Why does the Code exist?
The Code is an internationally agreed voluntary code of practice, designed to protect breastfeeding by preventing unscrupulous marketing and claims about breastmilk substitutes, including infant formulas, follow-on formulas and any other food or drink, together with feeding bottles and teats, intended for babies and young children.
The Code also sets standards for the labelling and quality of products and for how the law should be implemented and monitored within countries. It calls on governments "to ensure that monitoring the application of the International Code and subsequent relevant resolutions is carried out in a transparent, independent manner, free from commercial influence”.
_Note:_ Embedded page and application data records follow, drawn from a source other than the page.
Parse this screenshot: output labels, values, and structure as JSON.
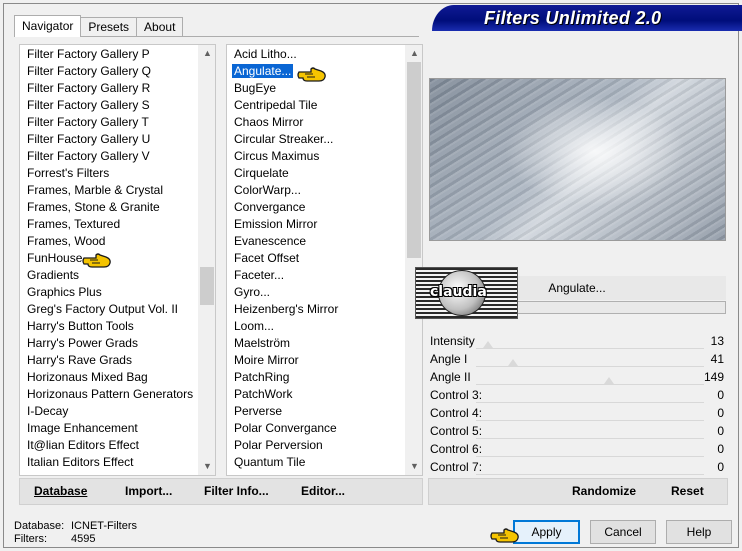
{
  "tabs": [
    {
      "label": "Navigator",
      "active": true
    },
    {
      "label": "Presets",
      "active": false
    },
    {
      "label": "About",
      "active": false
    }
  ],
  "title": "Filters Unlimited 2.0",
  "categories": {
    "items": [
      "Filter Factory Gallery P",
      "Filter Factory Gallery Q",
      "Filter Factory Gallery R",
      "Filter Factory Gallery S",
      "Filter Factory Gallery T",
      "Filter Factory Gallery U",
      "Filter Factory Gallery V",
      "Forrest's Filters",
      "Frames, Marble & Crystal",
      "Frames, Stone & Granite",
      "Frames, Textured",
      "Frames, Wood",
      "FunHouse",
      "Gradients",
      "Graphics Plus",
      "Greg's Factory Output Vol. II",
      "Harry's Button Tools",
      "Harry's Power Grads",
      "Harry's Rave Grads",
      "Horizonaus Mixed Bag",
      "Horizonaus Pattern Generators",
      "I-Decay",
      "Image Enhancement",
      "It@lian Editors Effect",
      "Italian Editors Effect"
    ],
    "pointed": "FunHouse",
    "scroll_fraction": 0.5
  },
  "filters": {
    "items": [
      "Acid Litho...",
      "Angulate...",
      "BugEye",
      "Centripedal Tile",
      "Chaos Mirror",
      "Circular Streaker...",
      "Circus Maximus",
      "Cirquelate",
      "ColorWarp...",
      "Convergance",
      "Emission Mirror",
      "Evanescence",
      "Facet Offset",
      "Faceter...",
      "Gyro...",
      "Heizenberg's Mirror",
      "Loom...",
      "Maelström",
      "Moire Mirror",
      "PatchRing",
      "PatchWork",
      "Perverse",
      "Polar Convergance",
      "Polar Perversion",
      "Quantum Tile"
    ],
    "selected": "Angulate...",
    "scroll_fraction": 0.0
  },
  "logo_text": "claudia",
  "current_filter": "Angulate...",
  "controls": [
    {
      "label": "Intensity",
      "value": "13",
      "fraction": 0.051
    },
    {
      "label": "Angle I",
      "value": "41",
      "fraction": 0.161
    },
    {
      "label": "Angle II",
      "value": "149",
      "fraction": 0.584
    },
    {
      "label": "Control 3:",
      "value": "0",
      "fraction": 0
    },
    {
      "label": "Control 4:",
      "value": "0",
      "fraction": 0
    },
    {
      "label": "Control 5:",
      "value": "0",
      "fraction": 0
    },
    {
      "label": "Control 6:",
      "value": "0",
      "fraction": 0
    },
    {
      "label": "Control 7:",
      "value": "0",
      "fraction": 0
    }
  ],
  "left_bar": {
    "database": "Database",
    "import": "Import...",
    "filter_info": "Filter Info...",
    "editor": "Editor..."
  },
  "right_bar": {
    "randomize": "Randomize",
    "reset": "Reset"
  },
  "status": {
    "database_label": "Database:",
    "database_value": "ICNET-Filters",
    "filters_label": "Filters:",
    "filters_value": "4595"
  },
  "buttons": {
    "apply": "Apply",
    "cancel": "Cancel",
    "help": "Help"
  },
  "colors": {
    "selection": "#0a66d4",
    "banner": "#000d7a",
    "pointer": "#f5c400"
  }
}
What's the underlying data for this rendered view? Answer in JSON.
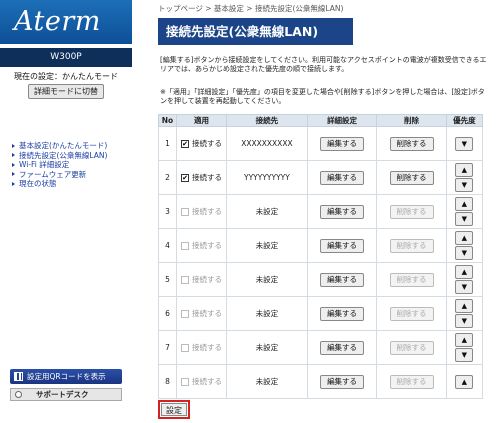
{
  "sidebar": {
    "logo": "Aterm",
    "model": "W300P",
    "current_setting": "現在の設定：かんたんモード",
    "mode_button": "詳細モードに切替",
    "nav": [
      "基本設定(かんたんモード)",
      "接続先設定(公衆無線LAN)",
      "Wi-Fi 詳細設定",
      "ファームウェア更新",
      "現在の状態"
    ],
    "qr_button": "設定用QRコードを表示",
    "support_button": "サポートデスク"
  },
  "main": {
    "breadcrumb": "トップページ > 基本設定 > 接続先設定(公衆無線LAN)",
    "title": "接続先設定(公衆無線LAN)",
    "description": "[編集する]ボタンから接続設定をしてください。利用可能なアクセスポイントの電波が複数受信できるエリアでは、あらかじめ設定された優先度の順で接続します。",
    "note": "※「適用」「詳細設定」「優先度」の項目を変更した場合や[削除する]ボタンを押した場合は、[設定]ボタンを押して装置を再起動してください。",
    "columns": [
      "No",
      "適用",
      "接続先",
      "詳細設定",
      "削除",
      "優先度"
    ],
    "rows": [
      {
        "no": "1",
        "apply": "接続する",
        "checked": true,
        "dest": "XXXXXXXXXX",
        "edit": "編集する",
        "del": "削除する",
        "active": true
      },
      {
        "no": "2",
        "apply": "接続する",
        "checked": true,
        "dest": "YYYYYYYYYY",
        "edit": "編集する",
        "del": "削除する",
        "active": true
      },
      {
        "no": "3",
        "apply": "接続する",
        "checked": false,
        "dest": "未設定",
        "edit": "編集する",
        "del": "削除する",
        "active": false
      },
      {
        "no": "4",
        "apply": "接続する",
        "checked": false,
        "dest": "未設定",
        "edit": "編集する",
        "del": "削除する",
        "active": false
      },
      {
        "no": "5",
        "apply": "接続する",
        "checked": false,
        "dest": "未設定",
        "edit": "編集する",
        "del": "削除する",
        "active": false
      },
      {
        "no": "6",
        "apply": "接続する",
        "checked": false,
        "dest": "未設定",
        "edit": "編集する",
        "del": "削除する",
        "active": false
      },
      {
        "no": "7",
        "apply": "接続する",
        "checked": false,
        "dest": "未設定",
        "edit": "編集する",
        "del": "削除する",
        "active": false
      },
      {
        "no": "8",
        "apply": "接続する",
        "checked": false,
        "dest": "未設定",
        "edit": "編集する",
        "del": "削除する",
        "active": false
      }
    ],
    "up_symbol": "▲",
    "down_symbol": "▼",
    "set_button": "設定"
  }
}
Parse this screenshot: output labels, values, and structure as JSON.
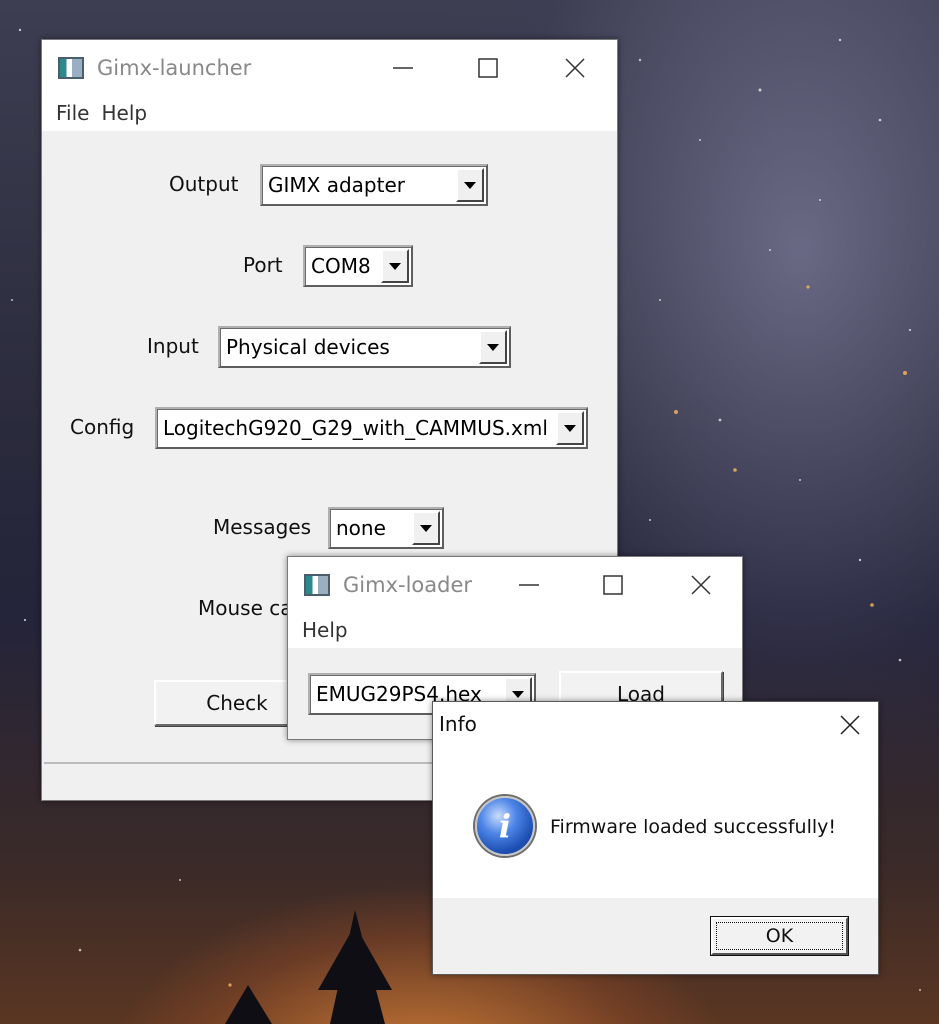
{
  "launcher": {
    "title": "Gimx-launcher",
    "menu": [
      "File",
      "Help"
    ],
    "output_label": "Output",
    "output_value": "GIMX adapter",
    "port_label": "Port",
    "port_value": "COM8",
    "input_label": "Input",
    "input_value": "Physical devices",
    "config_label": "Config",
    "config_value": "LogitechG920_G29_with_CAMMUS.xml",
    "messages_label": "Messages",
    "messages_value": "none",
    "mouse_label": "Mouse ca",
    "check_label": "Check"
  },
  "loader": {
    "title": "Gimx-loader",
    "menu": [
      "Help"
    ],
    "firmware_value": "EMUG29PS4.hex",
    "load_label": "Load"
  },
  "info_dialog": {
    "title": "Info",
    "message": "Firmware loaded successfully!",
    "ok_label": "OK",
    "icon": "info-icon"
  }
}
Restricting marketing of breastmilk substitutes does not mean that the products cannot be sold, or that scientific and factual information about them cannot be made available. Neither does it restrict parent’s choice. It simply aims to make sure that their decisions are based on full, impartial information, rather than misleading, inaccurate or biased marketing claims.
The underlying rationale for the Code is that the health of babies is so important that the usual rules governing market competition and advertising should not apply to products intended for feeding babies. Therefore, all Governments should legislate to prevent commercial interests from disrupting breastfeeding and thereby harming the health of their populations.